—The Bitter Southerner
“In this age of instant gratification, the concept of a music festival where the main goal is for patrons to discover new bands – rather than see bands they already know and love – is risky to say the least. Yet here we are, in the fifth year of Secret Stages, and it’s going as strong as ever.”
“Secret Stages is already a far, far better music festival than anyone dreamed it might be.”
—Black & White
“…one of the biggest bangs for your buck you’re likely to find anywhere.”
"This festival is one of my favorite regional events. Most of these bands have yet to break out of their respective local scenes…It’s a great chance to wander around and discover a bunch of new music."
“Secret Stages succeeded in having more depth in regional and national indie acts than the recent Soundland (aka Next Big Nashville) and had the out-of-the-box feel that SXSW had 15-20 years ago.”

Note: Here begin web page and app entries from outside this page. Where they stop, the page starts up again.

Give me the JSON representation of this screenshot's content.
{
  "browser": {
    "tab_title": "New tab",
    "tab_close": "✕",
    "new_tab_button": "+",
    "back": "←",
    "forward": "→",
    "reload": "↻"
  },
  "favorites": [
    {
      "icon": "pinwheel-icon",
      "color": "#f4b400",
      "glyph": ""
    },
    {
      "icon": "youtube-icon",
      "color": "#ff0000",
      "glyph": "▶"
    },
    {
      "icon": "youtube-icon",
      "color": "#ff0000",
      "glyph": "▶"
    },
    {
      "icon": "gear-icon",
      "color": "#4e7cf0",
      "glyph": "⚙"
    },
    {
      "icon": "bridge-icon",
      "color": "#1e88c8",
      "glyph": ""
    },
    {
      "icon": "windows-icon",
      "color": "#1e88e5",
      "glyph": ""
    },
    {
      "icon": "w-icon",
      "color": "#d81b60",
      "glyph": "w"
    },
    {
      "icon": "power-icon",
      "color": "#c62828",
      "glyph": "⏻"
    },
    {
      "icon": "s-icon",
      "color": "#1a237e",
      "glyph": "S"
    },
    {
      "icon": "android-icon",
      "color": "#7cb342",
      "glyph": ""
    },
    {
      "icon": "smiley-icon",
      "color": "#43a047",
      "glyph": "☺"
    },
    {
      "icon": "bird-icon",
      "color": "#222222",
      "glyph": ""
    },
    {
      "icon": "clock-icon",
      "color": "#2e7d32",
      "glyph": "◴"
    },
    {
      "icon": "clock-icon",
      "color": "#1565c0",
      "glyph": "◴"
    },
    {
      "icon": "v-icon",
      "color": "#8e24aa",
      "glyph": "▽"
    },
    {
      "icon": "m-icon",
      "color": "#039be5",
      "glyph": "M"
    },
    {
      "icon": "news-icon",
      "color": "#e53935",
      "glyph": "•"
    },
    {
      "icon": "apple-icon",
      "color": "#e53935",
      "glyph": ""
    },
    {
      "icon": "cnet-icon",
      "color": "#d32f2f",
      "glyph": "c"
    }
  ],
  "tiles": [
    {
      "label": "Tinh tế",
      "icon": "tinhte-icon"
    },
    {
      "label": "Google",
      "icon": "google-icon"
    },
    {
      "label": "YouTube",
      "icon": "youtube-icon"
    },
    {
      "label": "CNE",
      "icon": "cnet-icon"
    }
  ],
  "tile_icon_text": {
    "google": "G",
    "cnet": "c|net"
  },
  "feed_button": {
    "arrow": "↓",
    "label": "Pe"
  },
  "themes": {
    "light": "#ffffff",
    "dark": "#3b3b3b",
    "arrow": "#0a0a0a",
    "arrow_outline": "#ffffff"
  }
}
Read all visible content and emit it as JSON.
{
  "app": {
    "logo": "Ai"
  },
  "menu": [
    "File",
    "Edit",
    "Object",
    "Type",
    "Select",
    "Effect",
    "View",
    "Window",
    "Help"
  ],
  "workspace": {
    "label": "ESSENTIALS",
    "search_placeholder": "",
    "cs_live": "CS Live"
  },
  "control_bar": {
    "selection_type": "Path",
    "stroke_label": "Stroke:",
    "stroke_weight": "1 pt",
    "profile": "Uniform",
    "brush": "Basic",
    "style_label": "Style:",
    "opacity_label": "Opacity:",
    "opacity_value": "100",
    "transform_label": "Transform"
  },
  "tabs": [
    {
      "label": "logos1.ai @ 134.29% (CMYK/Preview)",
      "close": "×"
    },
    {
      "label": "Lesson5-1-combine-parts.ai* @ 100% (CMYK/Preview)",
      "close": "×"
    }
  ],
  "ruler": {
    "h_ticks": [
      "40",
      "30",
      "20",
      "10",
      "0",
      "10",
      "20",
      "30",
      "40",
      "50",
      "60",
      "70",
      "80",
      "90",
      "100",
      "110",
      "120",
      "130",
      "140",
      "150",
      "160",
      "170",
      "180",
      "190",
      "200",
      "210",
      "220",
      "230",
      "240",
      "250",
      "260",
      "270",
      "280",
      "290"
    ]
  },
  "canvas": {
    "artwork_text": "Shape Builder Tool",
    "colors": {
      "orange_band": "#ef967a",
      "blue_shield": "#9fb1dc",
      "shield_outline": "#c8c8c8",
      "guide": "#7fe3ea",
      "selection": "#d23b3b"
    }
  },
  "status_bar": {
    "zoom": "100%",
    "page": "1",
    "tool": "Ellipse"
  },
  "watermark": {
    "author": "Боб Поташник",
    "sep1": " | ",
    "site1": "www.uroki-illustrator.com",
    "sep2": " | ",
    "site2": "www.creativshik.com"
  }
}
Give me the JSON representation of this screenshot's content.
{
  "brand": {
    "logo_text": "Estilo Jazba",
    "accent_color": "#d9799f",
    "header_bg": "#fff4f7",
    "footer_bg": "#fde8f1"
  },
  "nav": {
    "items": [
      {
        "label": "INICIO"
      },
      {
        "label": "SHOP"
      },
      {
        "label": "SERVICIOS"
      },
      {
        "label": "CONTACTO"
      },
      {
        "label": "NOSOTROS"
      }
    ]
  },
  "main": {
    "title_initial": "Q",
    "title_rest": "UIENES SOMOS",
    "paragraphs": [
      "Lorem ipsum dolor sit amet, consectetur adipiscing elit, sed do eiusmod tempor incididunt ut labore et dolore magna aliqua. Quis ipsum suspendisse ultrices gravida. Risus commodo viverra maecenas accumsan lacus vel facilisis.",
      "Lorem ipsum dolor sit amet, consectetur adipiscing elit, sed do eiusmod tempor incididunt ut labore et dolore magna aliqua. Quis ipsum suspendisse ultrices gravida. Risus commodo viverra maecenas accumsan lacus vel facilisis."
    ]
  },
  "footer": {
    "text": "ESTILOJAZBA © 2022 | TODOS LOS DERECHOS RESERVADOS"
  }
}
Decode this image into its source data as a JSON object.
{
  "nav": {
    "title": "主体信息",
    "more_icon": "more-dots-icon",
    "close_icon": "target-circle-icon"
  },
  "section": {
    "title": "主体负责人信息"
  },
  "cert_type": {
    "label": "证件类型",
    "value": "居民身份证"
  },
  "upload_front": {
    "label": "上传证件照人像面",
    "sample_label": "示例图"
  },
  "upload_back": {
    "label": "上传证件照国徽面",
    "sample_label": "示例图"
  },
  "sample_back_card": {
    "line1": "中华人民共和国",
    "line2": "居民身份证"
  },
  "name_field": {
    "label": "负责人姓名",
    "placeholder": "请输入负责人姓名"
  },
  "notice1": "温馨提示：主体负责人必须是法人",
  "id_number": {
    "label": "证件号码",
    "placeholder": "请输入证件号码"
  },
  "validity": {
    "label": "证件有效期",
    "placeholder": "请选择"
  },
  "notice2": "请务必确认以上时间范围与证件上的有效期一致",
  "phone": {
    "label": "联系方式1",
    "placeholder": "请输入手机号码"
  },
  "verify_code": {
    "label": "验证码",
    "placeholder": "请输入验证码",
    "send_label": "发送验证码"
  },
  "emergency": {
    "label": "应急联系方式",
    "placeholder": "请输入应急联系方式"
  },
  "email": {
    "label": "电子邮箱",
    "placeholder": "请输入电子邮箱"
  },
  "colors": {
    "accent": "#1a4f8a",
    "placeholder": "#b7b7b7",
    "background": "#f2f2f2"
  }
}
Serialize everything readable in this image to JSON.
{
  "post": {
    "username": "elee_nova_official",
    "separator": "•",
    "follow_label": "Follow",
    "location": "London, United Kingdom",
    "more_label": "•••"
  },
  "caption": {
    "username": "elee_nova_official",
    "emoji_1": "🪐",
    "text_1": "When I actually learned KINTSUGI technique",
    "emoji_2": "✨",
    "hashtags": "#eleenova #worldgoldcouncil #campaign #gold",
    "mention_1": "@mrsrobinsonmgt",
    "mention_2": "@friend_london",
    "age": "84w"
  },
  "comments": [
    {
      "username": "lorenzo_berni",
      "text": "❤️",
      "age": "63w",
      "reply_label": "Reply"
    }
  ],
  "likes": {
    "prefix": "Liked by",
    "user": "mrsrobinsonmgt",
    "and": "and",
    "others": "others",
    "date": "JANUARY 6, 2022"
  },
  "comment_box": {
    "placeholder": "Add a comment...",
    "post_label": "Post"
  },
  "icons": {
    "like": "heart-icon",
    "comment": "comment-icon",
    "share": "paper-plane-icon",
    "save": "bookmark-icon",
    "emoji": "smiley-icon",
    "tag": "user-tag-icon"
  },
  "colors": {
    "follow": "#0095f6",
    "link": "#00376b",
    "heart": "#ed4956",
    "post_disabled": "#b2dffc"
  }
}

“Secret Stages is a testament to the vitality of the music landscape.”
“…one of the most exciting new music festivals in the Southeast”
“Despite the lack of marquee headliners, that are used to draw large audiences and boost attendance, Secret Stages continues to be a breath of fresh air in its commitment to local artists and their promotion. This ethic has proven to be effective as more and more people each year choose to attend Secret Stages.”
—The Blue Indian (Macon)
“It would have been anybody’s guess that Birmingham would host the best Indie Festival in the Southeast.”
—The Nashville Bridge
“With so many new or little-known acts coming to town, Secret Stages is shaping up to be Birmingham’s best event of the summer for discovering new music.”
“…At so many shows and festivals, the artists play their set and then get out. Not so with Secret Stages. I shook hands and spoke with nearly every act I saw. There’s a personal element to Secret Stages that I really haven’t seen anywhere else.”